Maritime's 'Path to Zero': The Case for Ferries
Ferries have pioneered zero-emission technology deployment for good reason. Short routes and regular port visits provide opportunities for shipboard stored energy technology, and it is the commercial case that is turning the tide towards zero emissions where the ferry market is concerned. Supported by shoreside charging infrastructure, a fully charged battery pack can be used to propel a ship along a predictable route at relatively low operating cost and little wear and tear, with the vessel quietly repowered at the quayside.
The appetite for ferry electrification has recently been captured by the Maritime Battery Forum, which counts 177 contracted ferries (car and/or passenger vessels) with batteries. Among these, 101 ferries are in operation today, and 76 are under construction
The first ‘all-electric’ vessels to be built in the U.S. are two new Maid of the Mist tourist ferries, which feature a propulsion system from ABB. These Niagara Falls tour boats will be powered by a pair of battery packs with a total capacity of 316 kWh, split evenly between two catamaran hulls and creating two independent power systems for full redundancy. The vessels will charge between every trip while passengers disembark and board. Shoreside charging will only take seven minutes, allowing the batteries to power electric propulsion motors that will themselves be capable of a total 400 kW (563 HP) output. This will all be controlled by ABB’s integrated Power and Energy Management System (PEMS), which will optimize the energy use on board.
Existing vessels, sustainable future
However, whether small or large, most short distance ferry boats and routes can be electrified. In 2018, for example, two ForSea Ferries operating between Denmark and Sweden became the largest battery powered ferries in operation, following an ABB-led conversion. Another notable ABB project is the conversion of the 1965-built ferry San Cristoforo sailing in Lake Maggiore in Italy, which will see an installation of a complete power and propulsion system to enable the vessel’s operation in hybrid and zero-emission modes. The turnkey modernization utilizes ABB’s solutions including batteries and energy storage control system.
Saving costs and cutting emissions
In recent testimony to a U.S. Congress subcommittee, ABB outlined how economics support the case for ferry electrification. While achieving zero-emissions means higher outlay, operational costs would also be lowered. ABB has modeled costs for ferries with various propulsion setups; an all-electric system could payback in as little as six years.

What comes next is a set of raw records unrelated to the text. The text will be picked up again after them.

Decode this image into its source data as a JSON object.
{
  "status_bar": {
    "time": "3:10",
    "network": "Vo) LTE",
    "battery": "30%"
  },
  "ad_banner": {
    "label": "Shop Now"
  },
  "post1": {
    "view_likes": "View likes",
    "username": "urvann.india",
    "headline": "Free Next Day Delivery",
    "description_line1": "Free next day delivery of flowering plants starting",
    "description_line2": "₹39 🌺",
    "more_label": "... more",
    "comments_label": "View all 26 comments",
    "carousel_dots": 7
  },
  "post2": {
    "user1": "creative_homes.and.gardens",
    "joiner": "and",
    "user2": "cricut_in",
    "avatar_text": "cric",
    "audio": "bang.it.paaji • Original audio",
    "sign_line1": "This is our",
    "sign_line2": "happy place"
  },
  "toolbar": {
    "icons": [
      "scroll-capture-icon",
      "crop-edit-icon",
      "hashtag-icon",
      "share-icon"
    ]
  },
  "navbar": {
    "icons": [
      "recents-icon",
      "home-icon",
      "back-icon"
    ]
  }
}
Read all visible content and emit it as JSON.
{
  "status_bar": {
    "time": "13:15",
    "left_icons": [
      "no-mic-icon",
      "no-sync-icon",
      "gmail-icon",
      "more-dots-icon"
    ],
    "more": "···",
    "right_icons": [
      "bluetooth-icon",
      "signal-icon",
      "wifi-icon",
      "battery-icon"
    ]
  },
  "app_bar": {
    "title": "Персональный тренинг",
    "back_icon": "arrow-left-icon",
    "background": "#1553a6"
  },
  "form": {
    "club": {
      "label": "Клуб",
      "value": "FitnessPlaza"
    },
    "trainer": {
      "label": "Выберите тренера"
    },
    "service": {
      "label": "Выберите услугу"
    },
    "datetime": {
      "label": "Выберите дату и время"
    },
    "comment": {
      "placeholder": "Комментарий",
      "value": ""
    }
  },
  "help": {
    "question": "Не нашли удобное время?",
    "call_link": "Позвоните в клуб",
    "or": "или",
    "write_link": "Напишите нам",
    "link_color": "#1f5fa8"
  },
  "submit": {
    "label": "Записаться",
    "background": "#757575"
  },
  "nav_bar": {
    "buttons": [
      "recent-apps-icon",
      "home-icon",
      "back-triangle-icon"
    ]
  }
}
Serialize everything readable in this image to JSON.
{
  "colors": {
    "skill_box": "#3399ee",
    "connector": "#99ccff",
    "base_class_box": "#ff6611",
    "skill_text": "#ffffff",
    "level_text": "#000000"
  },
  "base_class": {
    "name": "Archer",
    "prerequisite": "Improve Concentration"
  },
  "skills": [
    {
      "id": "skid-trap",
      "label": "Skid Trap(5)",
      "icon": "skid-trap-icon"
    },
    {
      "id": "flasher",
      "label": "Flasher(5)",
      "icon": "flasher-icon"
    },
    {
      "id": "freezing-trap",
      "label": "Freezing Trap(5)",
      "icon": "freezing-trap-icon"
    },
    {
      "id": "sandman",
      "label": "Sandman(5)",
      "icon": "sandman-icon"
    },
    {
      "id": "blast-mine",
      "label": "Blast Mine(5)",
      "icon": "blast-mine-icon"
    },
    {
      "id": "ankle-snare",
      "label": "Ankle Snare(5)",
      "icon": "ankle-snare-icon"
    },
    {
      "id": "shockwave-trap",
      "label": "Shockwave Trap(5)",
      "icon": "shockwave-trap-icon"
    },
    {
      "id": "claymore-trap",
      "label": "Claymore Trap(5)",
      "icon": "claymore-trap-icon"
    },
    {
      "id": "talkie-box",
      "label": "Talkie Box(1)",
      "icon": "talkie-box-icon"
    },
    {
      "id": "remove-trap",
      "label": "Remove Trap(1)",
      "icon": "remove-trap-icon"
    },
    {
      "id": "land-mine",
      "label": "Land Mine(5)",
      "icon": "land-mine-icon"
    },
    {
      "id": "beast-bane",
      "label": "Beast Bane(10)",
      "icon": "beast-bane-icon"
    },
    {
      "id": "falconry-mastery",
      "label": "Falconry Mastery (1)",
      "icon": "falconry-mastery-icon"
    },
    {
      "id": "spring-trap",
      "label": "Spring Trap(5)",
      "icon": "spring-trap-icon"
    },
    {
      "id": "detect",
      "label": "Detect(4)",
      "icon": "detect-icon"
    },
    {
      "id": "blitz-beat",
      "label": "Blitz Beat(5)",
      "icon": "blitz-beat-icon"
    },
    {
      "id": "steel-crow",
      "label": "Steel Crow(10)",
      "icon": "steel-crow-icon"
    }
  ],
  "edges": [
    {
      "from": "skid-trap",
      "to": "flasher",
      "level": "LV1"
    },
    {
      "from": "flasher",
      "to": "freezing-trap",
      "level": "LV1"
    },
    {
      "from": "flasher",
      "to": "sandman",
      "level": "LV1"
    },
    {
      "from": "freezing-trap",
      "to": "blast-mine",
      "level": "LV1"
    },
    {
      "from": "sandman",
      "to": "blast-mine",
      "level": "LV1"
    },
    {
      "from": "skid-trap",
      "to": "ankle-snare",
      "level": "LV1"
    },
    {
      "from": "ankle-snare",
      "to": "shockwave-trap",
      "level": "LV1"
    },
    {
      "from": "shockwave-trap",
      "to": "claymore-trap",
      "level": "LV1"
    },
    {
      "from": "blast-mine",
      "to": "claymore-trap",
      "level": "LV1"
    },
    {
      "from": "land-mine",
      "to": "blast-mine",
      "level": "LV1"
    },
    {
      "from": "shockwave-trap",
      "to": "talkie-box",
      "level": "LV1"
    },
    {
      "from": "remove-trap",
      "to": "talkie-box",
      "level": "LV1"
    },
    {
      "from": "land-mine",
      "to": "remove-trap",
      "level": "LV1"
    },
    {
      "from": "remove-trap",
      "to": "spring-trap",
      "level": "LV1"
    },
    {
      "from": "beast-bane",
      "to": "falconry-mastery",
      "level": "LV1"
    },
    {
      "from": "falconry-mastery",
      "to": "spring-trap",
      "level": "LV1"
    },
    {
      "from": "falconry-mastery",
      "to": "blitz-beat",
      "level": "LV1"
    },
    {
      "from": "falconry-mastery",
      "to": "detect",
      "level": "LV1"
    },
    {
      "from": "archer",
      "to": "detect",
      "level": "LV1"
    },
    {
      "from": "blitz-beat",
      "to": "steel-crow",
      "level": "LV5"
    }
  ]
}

As with electric cars, wider deployment and further research and development only act to lower the upfront capital cost of the zero-emission option.
The emissions argument remains as compelling as ever: ABB’s model battery-powered ferry envisages a significant cut in annual CO2 emissions when compared to a conventional setup.
More broadly, it’s fair to point out that most ‘alternative’ propulsion arrangements today are centered around an electrified system, whether they consist of diesel or LNG electric hybrids, full battery power or fuel cell-based solutions.
If one size seldom fits all, ABB believes the future of marine vessels will therefore certainly be electric, digital and connected. Whether the power source is fuel cells, batteries, ammonia-fueled generators, or a wave energy harvesting system, electric powertrains will be able to integrate them.
What this means is that an electric-based powertrain is futureproof as new energy sources are developed, a feature of special relevance here in the US, where Jones Act vessels can expect to undergo multiple repowers over their sometimes 50+ year lives.
Author: Bruce Strupp, Senior Account Manager, New Build, ABB Marine & Ports
Bruce Strupp has recently joined ABB Marine & Ports with extensive experience in many aspects of the maritime industry. At ABB Marine & Ports, Bruce Strupp is responsible for leading all activities in North America including market Intelligence report, regional strategy and initiatives.